It's pretty much impossible to make an original cop movie anymore-- even The Departed was a remake, remember?-- so any drama about the boys in blue has to justify its very existence before getting down to the storytelling. Pride and Glory doesn't quite get around to reinventing its genre or adding anything to the conversation, but it's a solid piece of work, buoyed by great performances as much as it's hampered by silly dialogue. There are plenty of overblown lines and crazy plot twists to laugh at, but the story of good cops and bad cops and mean streets makes for a good yarn, like a Law and Order episode stretched to feature length.

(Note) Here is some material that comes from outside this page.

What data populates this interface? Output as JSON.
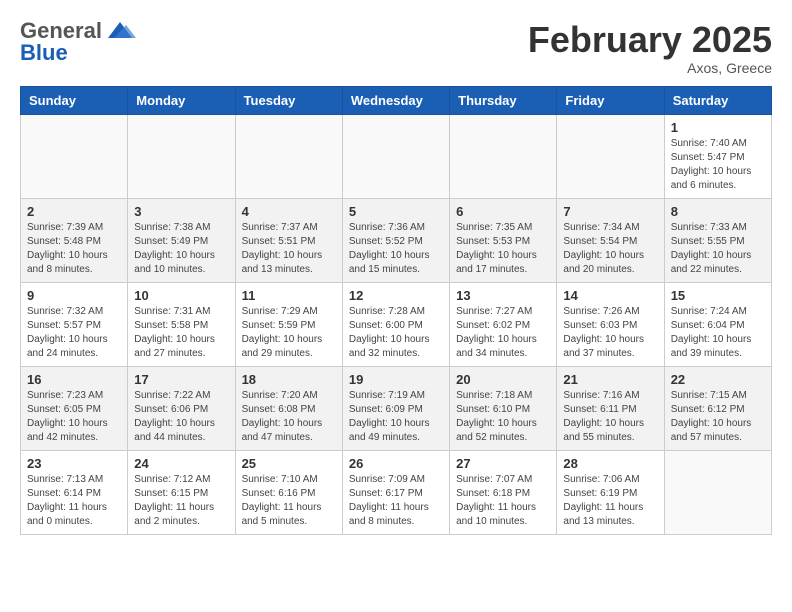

Edward Norton leads the pack of strong performances as Ray, the kind of cop who lives alone on a houseboat and sequesters himself at a desk job to get away from the past. His dad (Jon Voight) and brother Francis (Noah Emmerich) encourage him to get back in the field, which he finally does when four cops are shot in a Washington Heights apartment, and he has to figure out why. Eventually the clues start leading back to his brother-in-law Jimmy (Colin Farrell), who we learn very early on is using his power as a cop to engage in some unscrupulous extracurricular activities.
Some family dynamics work their way into the story, including a weird subplot in which Francis' wife (Jennifer Ehle) is dying of cancer for no reason and a beautifully drunken, tearful toast at Christmas dinner. But for the most part director Gavin O'Connor (who co-wrote the film with Smokin' Aces director Joe Carnahan) sticks to the cop beats, giving some of the most touching scenes and subplots to the minor police characters. As Ray pushes forward with his investigation, it leads to disintegration among the force, with one cop blabbing to the press about his misdeeds and another senselessly holding up a convenience store, resulting in a hostage situation.
As the ringleader of the bad cops, Farrell chew scenery with some of his more horrendous scenes but never quite sells the "devoted family man" side of his character. And the screenplay doesn't give him anything beyond the usual evil genius motivations; he says lines like "The ends justify the means, buddy boy," but you're not certain exactly which ends Jimmy is going for. The relationship between Jimmy and Ray, played well between Farrell and Norton, adds some dramatic weight, but for the most part Jimmy could be any variety of mustache-twirling villain.
Pride and Glory is a less succinct version of James Gray's We Own the Night, the 2007 movie also about brothers and cops, but it has its own satisfactions for viewers in the mood to be generous with it. It does an excellent job pinpointing the racial tensions that the NYPD have a way of stirring up, and the action scenes provide their own appropriate thrill. There's no telling why anyone thought this movie was necessary to make, but now that it's here, we may as well enjoy it for what it is.